While the big international focus has been on wheat, barley is also susceptible to the same strains of stem rust. Fetch says that of the six genes described for stem rust resistance, only Rpg4 was resistant to Ug99. “To my knowledge, none of the barley varieties in Canada or the United States carry that resistant gene,” says Fetch. “But barley usually seems to escape most of the stem rust infections in Canada because of its early maturity, so that is somewhat encouraging in the short term.”

Is it Coming to Canada?

Ug99 was first detected in Uganda in 1999 and since then has spread to at least 12 other countries including South Africa. Tom Fetch, plant pathologist at Agriculture and Agri-Food Canada’s Winnipeg research centre, says its recent movement into South Africa is critical because now it can continue to spread by wind in one of two directions:
1) Directly to Australia across the Indian Ocean, a wind pattern that has spread other diseases in the past. “As a result, Australia is now on high alert and has been ramping up its breeding efforts,” says Fetch.
2) Across the Atlantic Ocean to Brazil. “Scientists who study wind patterns have developed a model showing how the disease might enter the Western Hemisphere by moving from South Africa to, specifically, Brazil,” says Fetch. As a result, he is in the process of setting up a monitoring system in Brazil as part of the Borlaug Global Rust Initiative’s tracking project.

The Challenge Continues

The disease shows no signs of slowing down; in fact, new strains of Ug99 have now been discovered. Fetch says seven different strains of Ug99, and possibly eight, have now been identified. “The disease is changing. We need to continue to monitor its movement to know which genes are still effective,” he says.

Leading wheat experts from Australia, Asia, Africa, Europe and the Americas, who recently gathered in St. Petersburg, Russia for a global wheat event organized by the Borlaug Global Rust Initiative, said the evolving pathogen may pose an even greater threat to global wheat production than the original Ug99.

“With the new mutations we are seeing, countries cannot afford to wait until rust ‘bites’ them,” said Ravi Singh, distinguished senior scientist in plant genetics and pathology with the Mexico-based CIMMYT. “The variant of Ug99 identified in Kenya, for example, went from first detection in trace amounts in one year to epidemic proportions the next year.
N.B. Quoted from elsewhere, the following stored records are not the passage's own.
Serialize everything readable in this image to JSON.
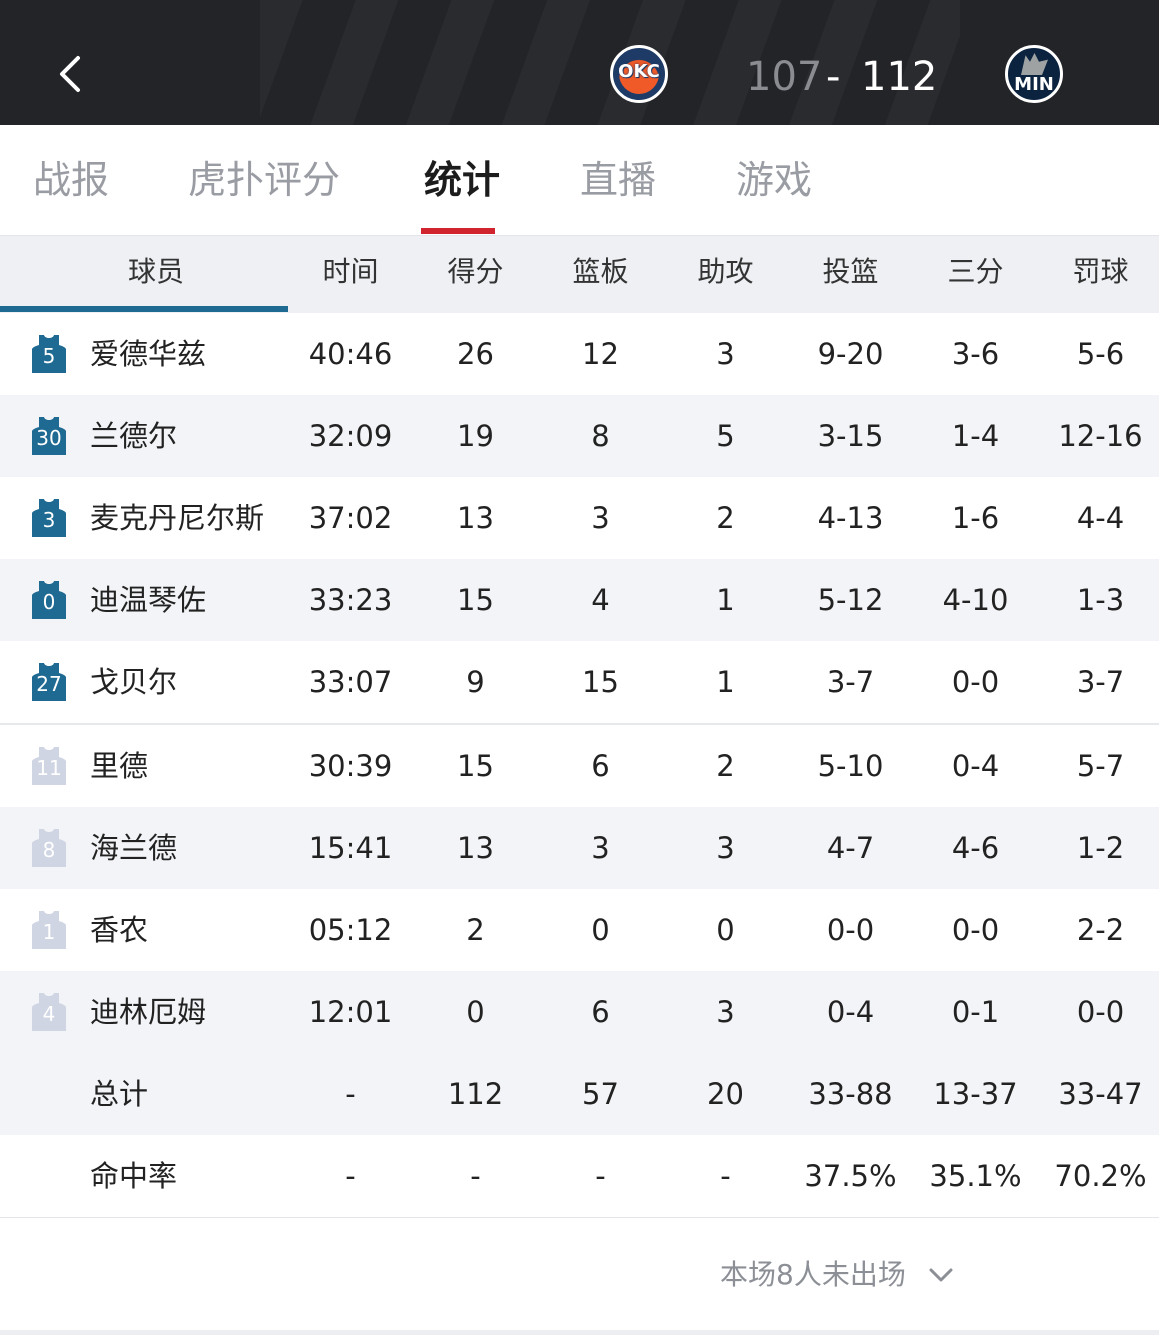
{
  "header": {
    "home_team": "OKC",
    "away_team": "MIN",
    "home_score": "107",
    "separator": "-",
    "away_score": "112",
    "colors": {
      "header_bg": "#232428",
      "okc_navy": "#1d3b66",
      "okc_orange": "#f05a28",
      "min_navy": "#0c2340"
    }
  },
  "tabs": [
    {
      "label": "战报",
      "active": false
    },
    {
      "label": "虎扑评分",
      "active": false
    },
    {
      "label": "统计",
      "active": true
    },
    {
      "label": "直播",
      "active": false
    },
    {
      "label": "游戏",
      "active": false
    }
  ],
  "table": {
    "headers": [
      "球员",
      "时间",
      "得分",
      "篮板",
      "助攻",
      "投篮",
      "三分",
      "罚球"
    ],
    "starters": [
      {
        "number": "5",
        "name": "爱德华兹",
        "time": "40:46",
        "pts": "26",
        "reb": "12",
        "ast": "3",
        "fg": "9-20",
        "tp": "3-6",
        "ft": "5-6"
      },
      {
        "number": "30",
        "name": "兰德尔",
        "time": "32:09",
        "pts": "19",
        "reb": "8",
        "ast": "5",
        "fg": "3-15",
        "tp": "1-4",
        "ft": "12-16"
      },
      {
        "number": "3",
        "name": "麦克丹尼尔斯",
        "time": "37:02",
        "pts": "13",
        "reb": "3",
        "ast": "2",
        "fg": "4-13",
        "tp": "1-6",
        "ft": "4-4"
      },
      {
        "number": "0",
        "name": "迪温琴佐",
        "time": "33:23",
        "pts": "15",
        "reb": "4",
        "ast": "1",
        "fg": "5-12",
        "tp": "4-10",
        "ft": "1-3"
      },
      {
        "number": "27",
        "name": "戈贝尔",
        "time": "33:07",
        "pts": "9",
        "reb": "15",
        "ast": "1",
        "fg": "3-7",
        "tp": "0-0",
        "ft": "3-7"
      }
    ],
    "bench": [
      {
        "number": "11",
        "name": "里德",
        "time": "30:39",
        "pts": "15",
        "reb": "6",
        "ast": "2",
        "fg": "5-10",
        "tp": "0-4",
        "ft": "5-7"
      },
      {
        "number": "8",
        "name": "海兰德",
        "time": "15:41",
        "pts": "13",
        "reb": "3",
        "ast": "3",
        "fg": "4-7",
        "tp": "4-6",
        "ft": "1-2"
      },
      {
        "number": "1",
        "name": "香农",
        "time": "05:12",
        "pts": "2",
        "reb": "0",
        "ast": "0",
        "fg": "0-0",
        "tp": "0-0",
        "ft": "2-2"
      },
      {
        "number": "4",
        "name": "迪林厄姆",
        "time": "12:01",
        "pts": "0",
        "reb": "6",
        "ast": "3",
        "fg": "0-4",
        "tp": "0-1",
        "ft": "0-0"
      }
    ],
    "totals": {
      "name": "总计",
      "time": "-",
      "pts": "112",
      "reb": "57",
      "ast": "20",
      "fg": "33-88",
      "tp": "13-37",
      "ft": "33-47"
    },
    "pct": {
      "name": "命中率",
      "time": "-",
      "pts": "-",
      "reb": "-",
      "ast": "-",
      "fg": "37.5%",
      "tp": "35.1%",
      "ft": "70.2%"
    },
    "colors": {
      "starter_jersey": "#1e6a93",
      "bench_jersey": "#cfd5e3",
      "active_tab": "#d0242f"
    }
  },
  "footer": {
    "dnp_label": "本场8人未出场"
  }
}
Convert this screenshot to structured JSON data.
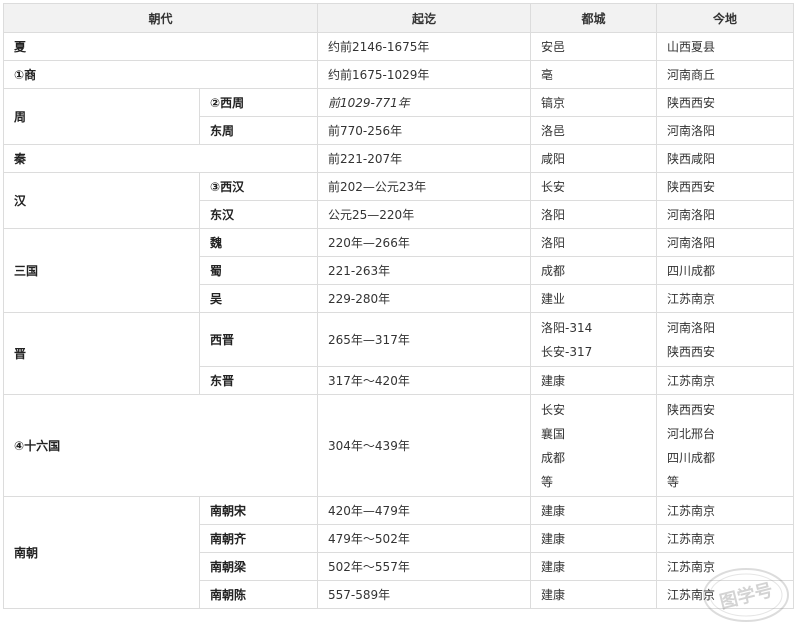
{
  "headers": [
    "朝代",
    "起讫",
    "都城",
    "今地"
  ],
  "rows": {
    "xia": {
      "name": "夏",
      "period": "约前2146-1675年",
      "capital": "安邑",
      "today": "山西夏县"
    },
    "shang": {
      "name": "①商",
      "period": "约前1675-1029年",
      "capital": "亳",
      "today": "河南商丘"
    },
    "zhou": {
      "name": "周",
      "west": {
        "name": "②西周",
        "period": "前1029-771年",
        "capital": "镐京",
        "today": "陕西西安"
      },
      "east": {
        "name": "东周",
        "period": "前770-256年",
        "capital": "洛邑",
        "today": "河南洛阳"
      }
    },
    "qin": {
      "name": "秦",
      "period": "前221-207年",
      "capital": "咸阳",
      "today": "陕西咸阳"
    },
    "han": {
      "name": "汉",
      "west": {
        "name": "③西汉",
        "period": "前202—公元23年",
        "capital": "长安",
        "today": "陕西西安"
      },
      "east": {
        "name": "东汉",
        "period": "公元25—220年",
        "capital": "洛阳",
        "today": "河南洛阳"
      }
    },
    "sanguo": {
      "name": "三国",
      "wei": {
        "name": "魏",
        "period": "220年—266年",
        "capital": "洛阳",
        "today": "河南洛阳"
      },
      "shu": {
        "name": "蜀",
        "period": "221-263年",
        "capital": "成都",
        "today": "四川成都"
      },
      "wu": {
        "name": "吴",
        "period": "229-280年",
        "capital": "建业",
        "today": "江苏南京"
      }
    },
    "jin": {
      "name": "晋",
      "west": {
        "name": "西晋",
        "period": "265年—317年",
        "capital1": "洛阳-314",
        "capital2": "长安-317",
        "today1": "河南洛阳",
        "today2": "陕西西安"
      },
      "east": {
        "name": "东晋",
        "period": "317年～420年",
        "capital": "建康",
        "today": "江苏南京"
      }
    },
    "sixteen": {
      "name": "④十六国",
      "period": "304年～439年",
      "capitals": [
        "长安",
        "襄国",
        "成都",
        "等"
      ],
      "todays": [
        "陕西西安",
        "河北邢台",
        "四川成都",
        "等"
      ]
    },
    "nanchao": {
      "name": "南朝",
      "song": {
        "name": "南朝宋",
        "period": "420年—479年",
        "capital": "建康",
        "today": "江苏南京"
      },
      "qi": {
        "name": "南朝齐",
        "period": "479年～502年",
        "capital": "建康",
        "today": "江苏南京"
      },
      "liang": {
        "name": "南朝梁",
        "period": "502年～557年",
        "capital": "建康",
        "today": "江苏南京"
      },
      "chen": {
        "name": "南朝陈",
        "period": "557-589年",
        "capital": "建康",
        "today": "江苏南京"
      }
    }
  },
  "watermark": {
    "text": "图学号"
  }
}
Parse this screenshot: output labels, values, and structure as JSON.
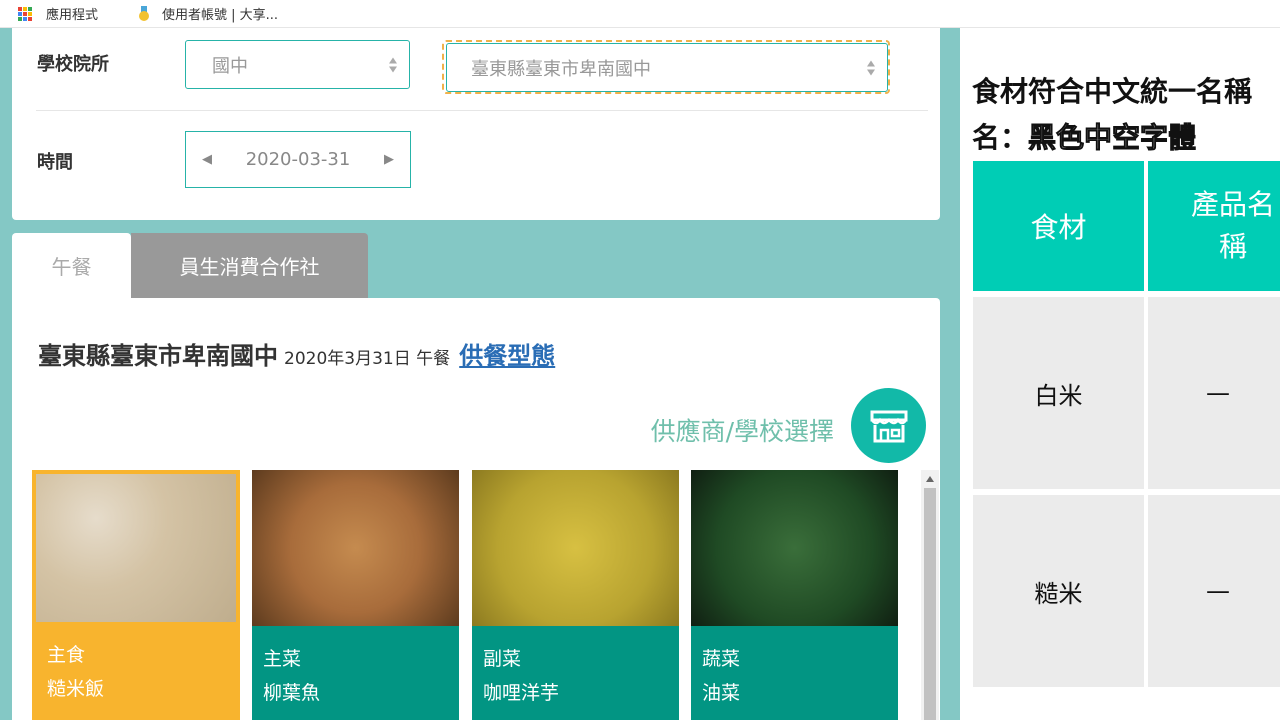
{
  "bookmarks": {
    "apps_label": "應用程式",
    "account_label": "使用者帳號 | 大享..."
  },
  "filters": {
    "school_label": "學校院所",
    "level_value": "國中",
    "school_value": "臺東縣臺東市卑南國中",
    "time_label": "時間",
    "date_value": "2020-03-31",
    "date_prev": "◀",
    "date_next": "▶"
  },
  "tabs": [
    {
      "label": "午餐",
      "active": true
    },
    {
      "label": "員生消費合作社",
      "active": false
    }
  ],
  "menu": {
    "school_name": "臺東縣臺東市卑南國中",
    "date_meal": "2020年3月31日 午餐",
    "supply_link": "供餐型態",
    "supplier_select": "供應商/學校選擇",
    "dishes": [
      {
        "category": "主食",
        "name": "糙米飯",
        "accent": "#f8b42e"
      },
      {
        "category": "主菜",
        "name": "柳葉魚",
        "accent": "#029583"
      },
      {
        "category": "副菜",
        "name": "咖哩洋芋",
        "accent": "#029583"
      },
      {
        "category": "蔬菜",
        "name": "油菜",
        "accent": "#029583"
      }
    ]
  },
  "ingredients": {
    "title": "食材符合中文統一名稱",
    "subtitle_prefix": "名：",
    "subtitle_outline": "黑色中空字體",
    "headers": [
      "食材",
      "產品名稱"
    ],
    "rows": [
      {
        "ingredient": "白米",
        "product": "—"
      },
      {
        "ingredient": "糙米",
        "product": "—"
      }
    ]
  },
  "colors": {
    "teal_bg": "#84c8c5",
    "teal_accent": "#12b9a8",
    "header_teal": "#00cdb5",
    "main_food_orange": "#f8b42e",
    "caption_teal": "#029583"
  }
}
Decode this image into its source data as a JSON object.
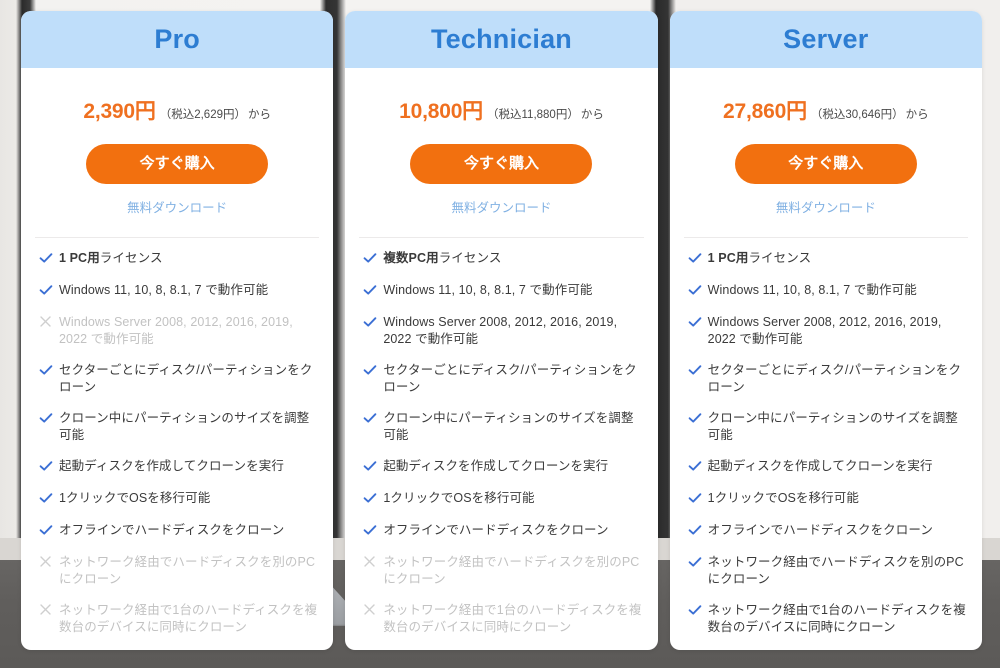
{
  "colors": {
    "header_bg": "#bfdefa",
    "plan_title": "#2d7dd2",
    "price": "#ef7020",
    "button": "#f2700f",
    "free_link": "#81b1e3",
    "check": "#3b6fd4",
    "cross": "#cfcfcf",
    "feature_text": "#3a3a3a",
    "feature_text_disabled": "#c2c2c2",
    "card_bg": "#ffffff",
    "page_bg": "#f2f1ef"
  },
  "common": {
    "buy_label": "今すぐ購入",
    "free_download_label": "無料ダウンロード",
    "price_from_suffix": "から",
    "check_icon": "check-icon",
    "cross_icon": "cross-icon"
  },
  "plans": [
    {
      "name": "Pro",
      "price": "2,390円",
      "tax": "（税込2,629円）",
      "from": "から",
      "buy_label": "今すぐ購入",
      "free_download_label": "無料ダウンロード",
      "features": [
        {
          "strong": "1 PC用",
          "rest": "ライセンス",
          "enabled": true
        },
        {
          "strong": "",
          "rest": "Windows 11, 10, 8, 8.1, 7 で動作可能",
          "enabled": true
        },
        {
          "strong": "",
          "rest": "Windows Server 2008, 2012, 2016, 2019, 2022 で動作可能",
          "enabled": false
        },
        {
          "strong": "",
          "rest": "セクターごとにディスク/パーティションをクローン",
          "enabled": true
        },
        {
          "strong": "",
          "rest": "クローン中にパーティションのサイズを調整可能",
          "enabled": true
        },
        {
          "strong": "",
          "rest": "起動ディスクを作成してクローンを実行",
          "enabled": true
        },
        {
          "strong": "",
          "rest": "1クリックでOSを移行可能",
          "enabled": true
        },
        {
          "strong": "",
          "rest": "オフラインでハードディスクをクローン",
          "enabled": true
        },
        {
          "strong": "",
          "rest": "ネットワーク経由でハードディスクを別のPCにクローン",
          "enabled": false
        },
        {
          "strong": "",
          "rest": "ネットワーク経由で1台のハードディスクを複数台のデバイスに同時にクローン",
          "enabled": false
        }
      ]
    },
    {
      "name": "Technician",
      "price": "10,800円",
      "tax": "（税込11,880円）",
      "from": "から",
      "buy_label": "今すぐ購入",
      "free_download_label": "無料ダウンロード",
      "features": [
        {
          "strong": "複数PC用",
          "rest": "ライセンス",
          "enabled": true
        },
        {
          "strong": "",
          "rest": "Windows 11, 10, 8, 8.1, 7 で動作可能",
          "enabled": true
        },
        {
          "strong": "",
          "rest": "Windows Server 2008, 2012, 2016, 2019, 2022 で動作可能",
          "enabled": true
        },
        {
          "strong": "",
          "rest": "セクターごとにディスク/パーティションをクローン",
          "enabled": true
        },
        {
          "strong": "",
          "rest": "クローン中にパーティションのサイズを調整可能",
          "enabled": true
        },
        {
          "strong": "",
          "rest": "起動ディスクを作成してクローンを実行",
          "enabled": true
        },
        {
          "strong": "",
          "rest": "1クリックでOSを移行可能",
          "enabled": true
        },
        {
          "strong": "",
          "rest": "オフラインでハードディスクをクローン",
          "enabled": true
        },
        {
          "strong": "",
          "rest": "ネットワーク経由でハードディスクを別のPCにクローン",
          "enabled": false
        },
        {
          "strong": "",
          "rest": "ネットワーク経由で1台のハードディスクを複数台のデバイスに同時にクローン",
          "enabled": false
        }
      ]
    },
    {
      "name": "Server",
      "price": "27,860円",
      "tax": "（税込30,646円）",
      "from": "から",
      "buy_label": "今すぐ購入",
      "free_download_label": "無料ダウンロード",
      "features": [
        {
          "strong": "1 PC用",
          "rest": "ライセンス",
          "enabled": true
        },
        {
          "strong": "",
          "rest": "Windows 11, 10, 8, 8.1, 7 で動作可能",
          "enabled": true
        },
        {
          "strong": "",
          "rest": "Windows Server 2008, 2012, 2016, 2019, 2022 で動作可能",
          "enabled": true
        },
        {
          "strong": "",
          "rest": "セクターごとにディスク/パーティションをクローン",
          "enabled": true
        },
        {
          "strong": "",
          "rest": "クローン中にパーティションのサイズを調整可能",
          "enabled": true
        },
        {
          "strong": "",
          "rest": "起動ディスクを作成してクローンを実行",
          "enabled": true
        },
        {
          "strong": "",
          "rest": "1クリックでOSを移行可能",
          "enabled": true
        },
        {
          "strong": "",
          "rest": "オフラインでハードディスクをクローン",
          "enabled": true
        },
        {
          "strong": "",
          "rest": "ネットワーク経由でハードディスクを別のPCにクローン",
          "enabled": true
        },
        {
          "strong": "",
          "rest": "ネットワーク経由で1台のハードディスクを複数台のデバイスに同時にクローン",
          "enabled": true
        }
      ]
    }
  ]
}
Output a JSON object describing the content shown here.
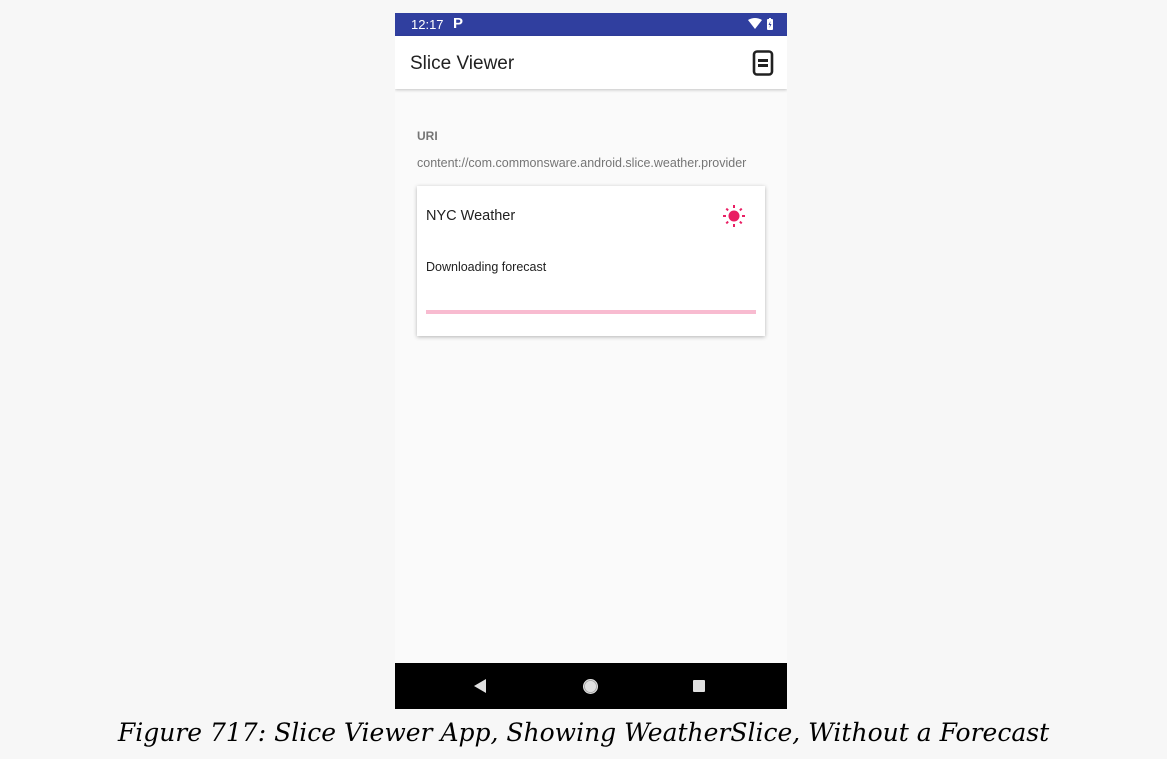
{
  "status_bar": {
    "time": "12:17",
    "notification": "P",
    "icons": [
      "wifi-icon",
      "battery-icon"
    ]
  },
  "app_bar": {
    "title": "Slice Viewer",
    "action_icon": "view-mode-icon"
  },
  "uri": {
    "label": "URI",
    "value": "content://com.commonsware.android.slice.weather.provider"
  },
  "slice": {
    "title": "NYC Weather",
    "icon": "sun-icon",
    "subtitle": "Downloading forecast",
    "progress": 0
  },
  "nav_bar": {
    "icons": [
      "back-icon",
      "home-icon",
      "recents-icon"
    ]
  },
  "caption": "Figure 717: Slice Viewer App, Showing WeatherSlice, Without a Forecast",
  "colors": {
    "status_bar": "#303f9f",
    "accent": "#e91e63",
    "progress_track": "#f8bbd0",
    "nav_bar": "#000000"
  }
}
Already, most of the varieties planted in the wheat fields of the world are vulnerable to the original form of Ug99. We will now have to make sure that every new wheat variety we release has iron-clad resistance to both Ug99 and the new races.”

Concern over this disease has also created a major feat—global partnership and co-operation, and the sharing of genetics in the worldwide battle to stop the disease. “The Global Rust Initiative has really brought people from all around the world together,” says Fetch, “to refocus and reenergize efforts on rust research.”

Julie McNabb